Hi !

Note that X'+Y'+Z'=0 hence X+Y+Z=C

Bringing back Y=C-X-Z into the first and tbe third equation reduces to a system of two equations where the unknown are X and Z, easier to solve. Various methods are allowed (Matricial, or Laplace transform, or substitution)

For example, sustitution leads to

X''+(a+b+c+d)X'+(ab+ad+cd)X=Ccd

Solving this ODE leads to a general solution on the form :

X(t) = Xoo+C1*exp(k1*t)+C2*exp(k2*t)

Xoo is a constant term.

The coeffients C1 and C2 depend on the initial condition, but it doesn't matter.

k1 and k2 are rather simple functions of a, b, c, d which can be easily expressed.

It is then possible to show that k1 and k2 are negative as far as a, b, c, d are positive.
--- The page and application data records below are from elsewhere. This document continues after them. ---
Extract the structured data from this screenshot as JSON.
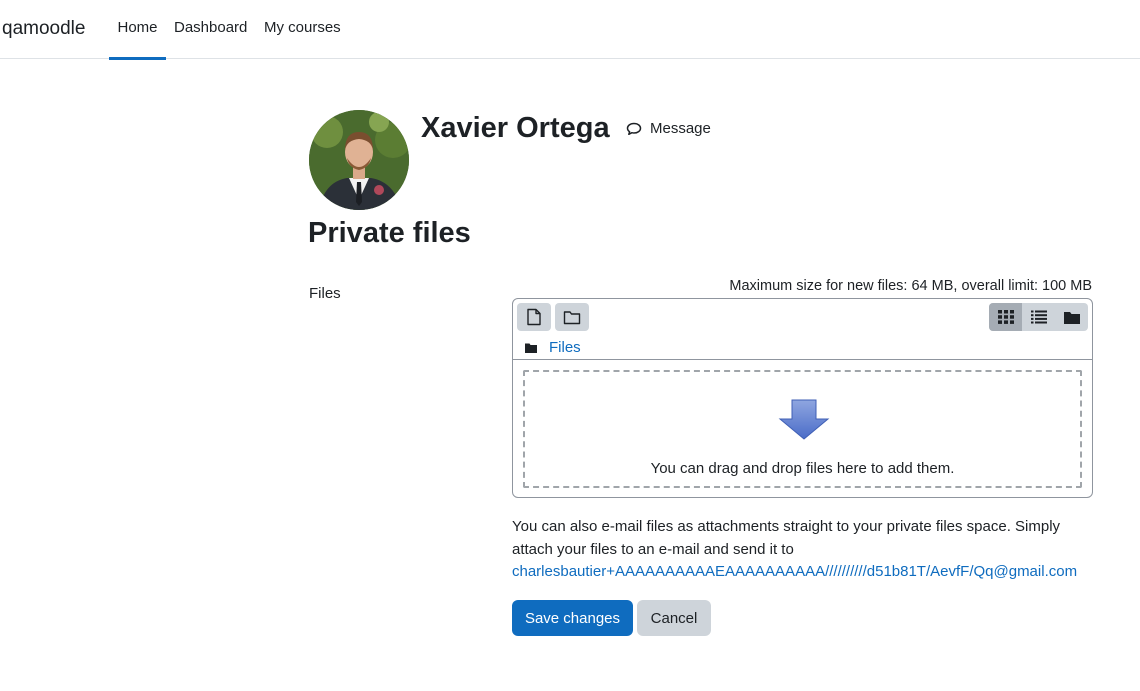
{
  "navbar": {
    "brand": "qamoodle",
    "items": [
      {
        "label": "Home",
        "active": true
      },
      {
        "label": "Dashboard"
      },
      {
        "label": "My courses"
      }
    ]
  },
  "profile": {
    "name": "Xavier Ortega",
    "message_label": "Message",
    "icons": {
      "avatar": "user-photo",
      "message": "chat-bubble-icon"
    }
  },
  "page": {
    "title": "Private files"
  },
  "files_form": {
    "label": "Files",
    "max_size_text": "Maximum size for new files: 64 MB, overall limit: 100 MB",
    "path_label": "Files",
    "drop_text": "You can drag and drop files here to add them.",
    "toolbar_icons": [
      "add-file-icon",
      "create-folder-icon"
    ],
    "view_icons": [
      "grid-view-icon",
      "list-view-icon",
      "tree-view-icon"
    ]
  },
  "email_info": {
    "text": "You can also e-mail files as attachments straight to your private files space. Simply attach your files to an e-mail and send it to",
    "address": "charlesbautier+AAAAAAAAAAEAAAAAAAAAA//////////d51b81T/AevfF/Qq@gmail.com"
  },
  "actions": {
    "save_label": "Save changes",
    "cancel_label": "Cancel"
  },
  "colors": {
    "primary": "#0f6cbf",
    "secondary": "#ced4da",
    "text": "#1d2125"
  }
}
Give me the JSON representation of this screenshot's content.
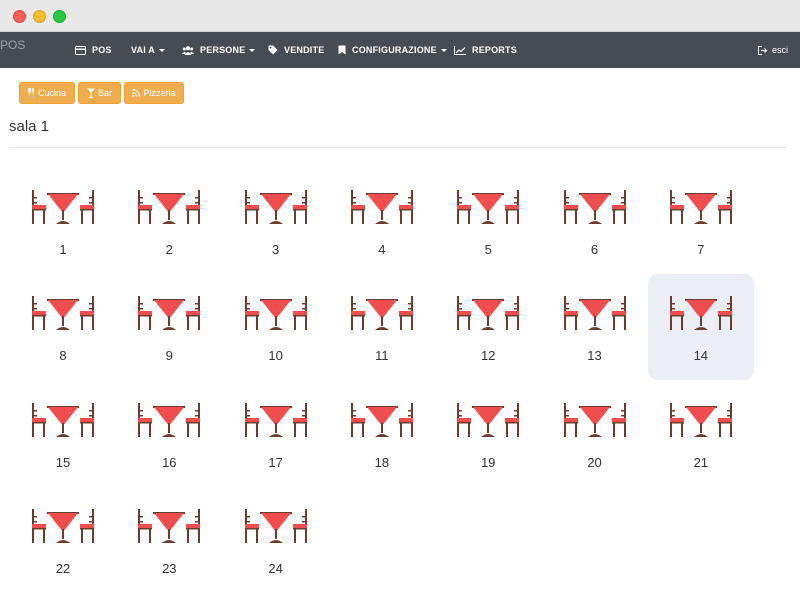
{
  "navbar": {
    "brand": "POS",
    "items": [
      {
        "label": "POS",
        "icon": "credit-card-icon",
        "dropdown": false
      },
      {
        "label": "VAI A",
        "icon": "",
        "dropdown": true
      },
      {
        "label": "PERSONE",
        "icon": "users-icon",
        "dropdown": true
      },
      {
        "label": "VENDITE",
        "icon": "tag-icon",
        "dropdown": false
      },
      {
        "label": "CONFIGURAZIONE",
        "icon": "bookmark-icon",
        "dropdown": true
      },
      {
        "label": "REPORTS",
        "icon": "line-chart-icon",
        "dropdown": false
      }
    ],
    "exit_label": "esci"
  },
  "filters": [
    {
      "label": "Cucina",
      "icon": "cutlery-icon"
    },
    {
      "label": "Bar",
      "icon": "cocktail-icon"
    },
    {
      "label": "Pizzeria",
      "icon": "rss-icon"
    }
  ],
  "room": {
    "title": "sala 1"
  },
  "tables": [
    "1",
    "2",
    "3",
    "4",
    "5",
    "6",
    "7",
    "8",
    "9",
    "10",
    "11",
    "12",
    "13",
    "14",
    "15",
    "16",
    "17",
    "18",
    "19",
    "20",
    "21",
    "22",
    "23",
    "24"
  ],
  "selected_table": "14",
  "colors": {
    "navbar": "#474b52",
    "button": "#f0ad4e",
    "table_top": "#f04e4e",
    "chair": "#6b3d2e",
    "selected_bg": "#eceef5"
  }
}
So, when t tends to infinity, the exponential terms tends to 0. Only the constant term remains, which is the limit as t approches the infinity.